Las Vegas, NV (KTNV) -- The Las Vegas Wash is best known for carrying water but neighbors on the east side of the valley have discovered plenty of trash.
People who live nearby are concerned the debris could enter the wash and eventually Lake Mead, the area's primary water source.
An old mattress, couch cushions, shopping carts, plenty of bottles and cans, even a voodoo doll; you name it, odds are we found it along the sides of the wash just south of Desert Inn Road.
"It wasn't like this the last two or three years, it wasn't this bad," said neighbor Larry Edwards.
Edwards said he has lived in the area for about three years and used to visit the wash with his grandchildren, but not anymore.

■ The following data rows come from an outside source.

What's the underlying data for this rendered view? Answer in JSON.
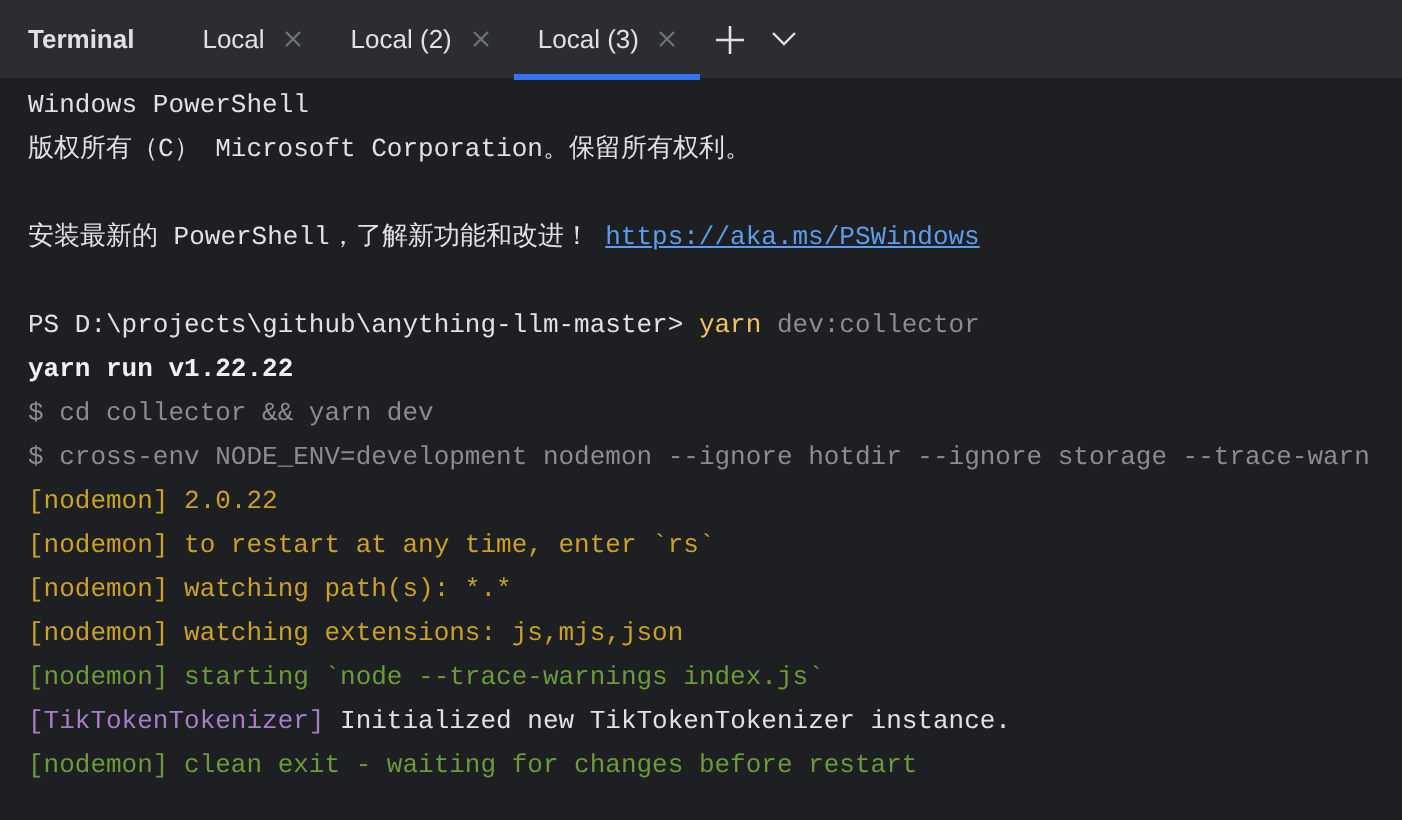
{
  "panel": {
    "title": "Terminal"
  },
  "tabs": [
    {
      "label": "Local",
      "selected": false
    },
    {
      "label": "Local (2)",
      "selected": false
    },
    {
      "label": "Local (3)",
      "selected": true
    }
  ],
  "lines": [
    {
      "kind": "text",
      "segments": [
        {
          "kind": "plain",
          "text": "Windows PowerShell"
        }
      ]
    },
    {
      "kind": "text",
      "segments": [
        {
          "kind": "plain",
          "text": "版权所有（C） Microsoft Corporation。保留所有权利。"
        }
      ]
    },
    {
      "kind": "blank"
    },
    {
      "kind": "text",
      "segments": [
        {
          "kind": "plain",
          "text": "安装最新的 PowerShell，了解新功能和改进！"
        },
        {
          "kind": "link",
          "text": "https://aka.ms/PSWindows"
        }
      ]
    },
    {
      "kind": "blank"
    },
    {
      "kind": "text",
      "segments": [
        {
          "kind": "plain",
          "text": "PS D:\\projects\\github\\anything-llm-master>"
        },
        {
          "kind": "command",
          "text": "yarn"
        },
        {
          "kind": "dim",
          "text": "dev:collector"
        }
      ]
    },
    {
      "kind": "text",
      "segments": [
        {
          "kind": "bold",
          "text": "yarn run v1.22.22"
        }
      ]
    },
    {
      "kind": "text",
      "segments": [
        {
          "kind": "dim",
          "text": "$ cd collector && yarn dev"
        }
      ]
    },
    {
      "kind": "text",
      "segments": [
        {
          "kind": "dim",
          "text": "$ cross-env NODE_ENV=development nodemon --ignore hotdir --ignore storage --trace-warn"
        }
      ]
    },
    {
      "kind": "text",
      "segments": [
        {
          "kind": "yellow",
          "text": "[nodemon] 2.0.22"
        }
      ]
    },
    {
      "kind": "text",
      "segments": [
        {
          "kind": "yellow",
          "text": "[nodemon] to restart at any time, enter `rs`"
        }
      ]
    },
    {
      "kind": "text",
      "segments": [
        {
          "kind": "yellow",
          "text": "[nodemon] watching path(s): *.*"
        }
      ]
    },
    {
      "kind": "text",
      "segments": [
        {
          "kind": "yellow",
          "text": "[nodemon] watching extensions: js,mjs,json"
        }
      ]
    },
    {
      "kind": "text",
      "segments": [
        {
          "kind": "green",
          "text": "[nodemon] starting `node --trace-warnings index.js`"
        }
      ]
    },
    {
      "kind": "text",
      "segments": [
        {
          "kind": "purple",
          "text": "[TikTokenTokenizer]"
        },
        {
          "kind": "plain",
          "text": "Initialized new TikTokenTokenizer instance."
        }
      ]
    },
    {
      "kind": "text",
      "segments": [
        {
          "kind": "green",
          "text": "[nodemon] clean exit - waiting for changes before restart"
        }
      ]
    }
  ]
}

"Looks like a dump," Edwards said.
The Flamingo Arroyo Trail runs along the water and is popular among bikers and walkers. The debris covers several hundred feet along side the wash. A fed up neighbor emailed Action News about the problem.
"It's all kind of junk out here," Edwards said. "You don't know what it is."
While most of the debris appears on the banks of the wash, people we spoke with are concerned the trash could eventually enter the water with the next big rainfall.
"We want to do everything we can to keep those contaminants out," said Bronson Mack, spokesman for the Las Vegas Wash Coordination Committee. The organization is a group of stakeholders who are working to preserve the wetlands just south of the littered area.
Almost all of the water flowing out of the valley passes through the wash and into Lake Mead, Mack said. That's water people throughout the valley will eventually reuse. As for the trash, Mack said the smaller items are likely litter and the bigger items are probably from illegal dumping.
"It is disheartening to see litter and trash and dumping that can occur in those areas," Mack said.
Action News reported the trash problem to Clark County. County spokesman Dan Kulin said crews would investigate and see what could be done.
"It really needs to be cleaned up," Edwards said.
Clark County has run several campaigns encouraging people to keep the county clean, Kulin said. You can report illegal dumping to your local government. Each year, the county spends more than $2 million cleaning trash and debris from public areas and flood channels, according to the county website.